When any two quantum objects, such as electrons or photons, come into contact with each other, their quantum states (the mathematical information describing their properties) combine, or become entangled. Thereafter, their fates remain intertwined, however far apart they move in the future. This bit is not so strange, perhaps, since it is easy enough to believe that, having a shared past means two entities will have affected each other's properties in some way at the time of their interaction. The effect of this interaction can still be seen when we check the particles afterward.However, entanglement becomes much stranger than that! In the quantum world, entities can exhibit two or more conflicting characteristics simultaneously, such as spinning in opposite directions at the same time. This is called "superposition." Now, if a photon, say, is entangled with another it can "infect" it with its superposition so that they are both in superpositions. However, once we look at one of them, this constitutes a measurement, and we force the photon to decide which way it is spinning. But, because it is entangled with its distant partner, we also force the other photon to make the same choice.
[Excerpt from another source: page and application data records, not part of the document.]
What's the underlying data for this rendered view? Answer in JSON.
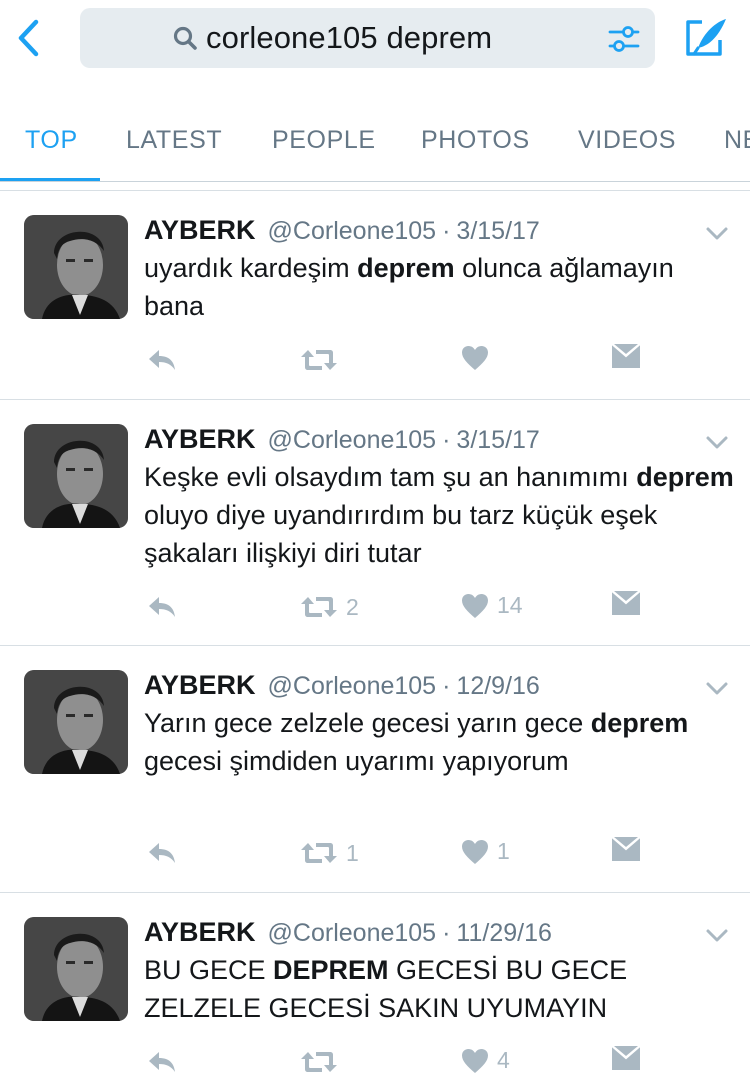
{
  "search": {
    "query": "corleone105 deprem"
  },
  "tabs": [
    {
      "label": "TOP",
      "active": true
    },
    {
      "label": "LATEST",
      "active": false
    },
    {
      "label": "PEOPLE",
      "active": false
    },
    {
      "label": "PHOTOS",
      "active": false
    },
    {
      "label": "VIDEOS",
      "active": false
    },
    {
      "label": "NE",
      "active": false
    }
  ],
  "icons": {
    "back": "chevron-left-icon",
    "search": "search-icon",
    "filter": "filter-sliders-icon",
    "compose": "compose-tweet-icon",
    "reply": "reply-icon",
    "retweet": "retweet-icon",
    "like": "heart-icon",
    "dm": "direct-message-icon",
    "more": "chevron-down-icon"
  },
  "colors": {
    "accent": "#1da1f2",
    "secondary_text": "#657786",
    "icon_gray": "#aab8c2",
    "search_bg": "#e6ecf0"
  },
  "tweets": [
    {
      "name": "AYBERK",
      "handle": "@Corleone105",
      "separator": "·",
      "date": "3/15/17",
      "text_parts": [
        {
          "text": "uyardık kardeşim ",
          "bold": false
        },
        {
          "text": "deprem",
          "bold": true
        },
        {
          "text": " olunca ağlamayın bana",
          "bold": false
        }
      ],
      "retweets": "",
      "likes": ""
    },
    {
      "name": "AYBERK",
      "handle": "@Corleone105",
      "separator": "·",
      "date": "3/15/17",
      "text_parts": [
        {
          "text": "Keşke evli olsaydım tam şu an hanımımı ",
          "bold": false
        },
        {
          "text": "deprem",
          "bold": true
        },
        {
          "text": " oluyo diye uyandırırdım bu tarz küçük eşek şakaları ilişkiyi diri tutar",
          "bold": false
        }
      ],
      "retweets": "2",
      "likes": "14"
    },
    {
      "name": "AYBERK",
      "handle": "@Corleone105",
      "separator": "·",
      "date": "12/9/16",
      "text_parts": [
        {
          "text": "Yarın gece zelzele gecesi yarın gece ",
          "bold": false
        },
        {
          "text": "deprem",
          "bold": true
        },
        {
          "text": " gecesi şimdiden uyarımı yapıyorum",
          "bold": false
        }
      ],
      "retweets": "1",
      "likes": "1"
    },
    {
      "name": "AYBERK",
      "handle": "@Corleone105",
      "separator": "·",
      "date": "11/29/16",
      "text_parts": [
        {
          "text": "BU GECE ",
          "bold": false
        },
        {
          "text": "DEPREM",
          "bold": true
        },
        {
          "text": " GECESİ BU GECE ZELZELE GECESİ SAKIN UYUMAYIN",
          "bold": false
        }
      ],
      "retweets": "",
      "likes": "4"
    }
  ]
}
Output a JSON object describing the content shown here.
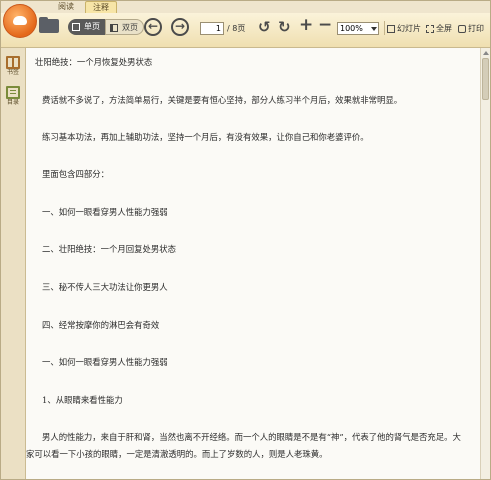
{
  "tabs": [
    {
      "label": "阅读",
      "active": false
    },
    {
      "label": "注释",
      "active": true
    }
  ],
  "toolbar": {
    "single_page_label": "单页",
    "double_page_label": "双页",
    "current_page": "1",
    "page_total": "/ 8页",
    "zoom_value": "100%",
    "slideshow_label": "幻灯片",
    "fullscreen_label": "全屏",
    "print_label": "打印"
  },
  "sidebar": {
    "items": [
      {
        "label": "书签",
        "icon": "bookmark-icon"
      },
      {
        "label": "目录",
        "icon": "toc-icon"
      }
    ]
  },
  "document": {
    "paragraphs": [
      "壮阳绝技：一个月恢复处男状态",
      "费话就不多说了，方法简单易行，关键是要有恒心坚持，部分人练习半个月后，效果就非常明显。",
      "练习基本功法，再加上辅助功法，坚持一个月后，有没有效果，让你自己和你老婆评价。",
      "里面包含四部分：",
      "一、如何一眼看穿男人性能力强弱",
      "二、壮阳绝技：一个月回复处男状态",
      "三、秘不传人三大功法让你更男人",
      "四、经常按摩你的淋巴会有奇效",
      "一、如何一眼看穿男人性能力强弱",
      "1、从眼睛来看性能力",
      "男人的性能力，来自于肝和肾，当然也离不开经络。而一个人的眼睛是不是有“神”，代表了他的肾气是否充足。大家可以看一下小孩的眼睛，一定是清澈透明的。而上了岁数的人，则是人老珠黄。"
    ]
  },
  "colors": {
    "accent": "#e4681a",
    "toolbar_bg": "#efdfb0",
    "page_bg": "#fbfaf6"
  }
}
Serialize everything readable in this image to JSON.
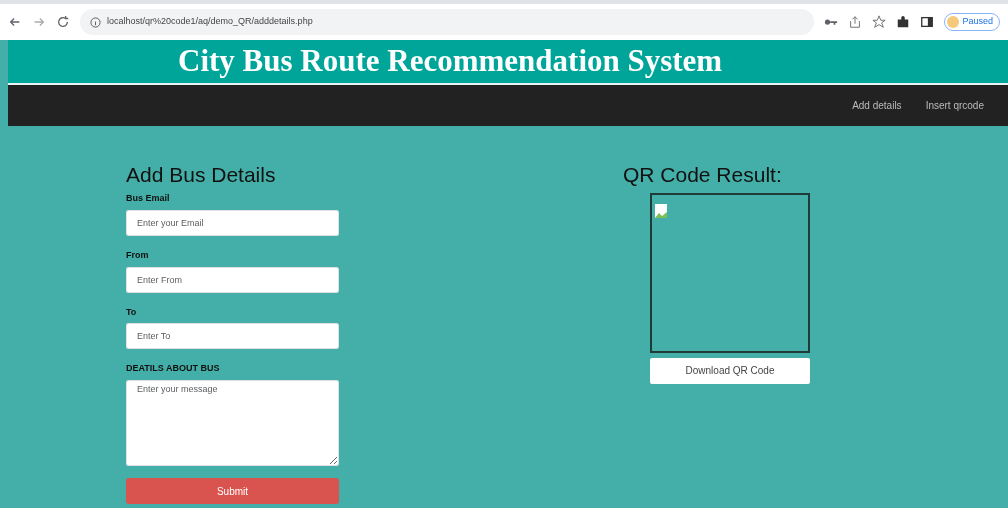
{
  "browser": {
    "url": "localhost/qr%20code1/aq/demo_QR/adddetails.php",
    "profile": "Paused"
  },
  "header": {
    "title": "City Bus Route Recommendation System"
  },
  "nav": [
    {
      "label": "Add details"
    },
    {
      "label": "Insert qrcode"
    }
  ],
  "form": {
    "heading": "Add Bus Details",
    "fields": [
      {
        "kind": "input",
        "label": "Bus Email",
        "placeholder": "Enter your Email"
      },
      {
        "kind": "input",
        "label": "From",
        "placeholder": "Enter From"
      },
      {
        "kind": "input",
        "label": "To",
        "placeholder": "Enter To"
      },
      {
        "kind": "textarea",
        "label": "DEATILS ABOUT BUS",
        "placeholder": "Enter your message"
      }
    ],
    "submit": "Submit"
  },
  "qr": {
    "heading": "QR Code Result:",
    "download": "Download QR Code"
  }
}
This happens instantaneously, even if the two photons are now millions of miles apart.
by Jim Al-Khalili, 30-Second Theory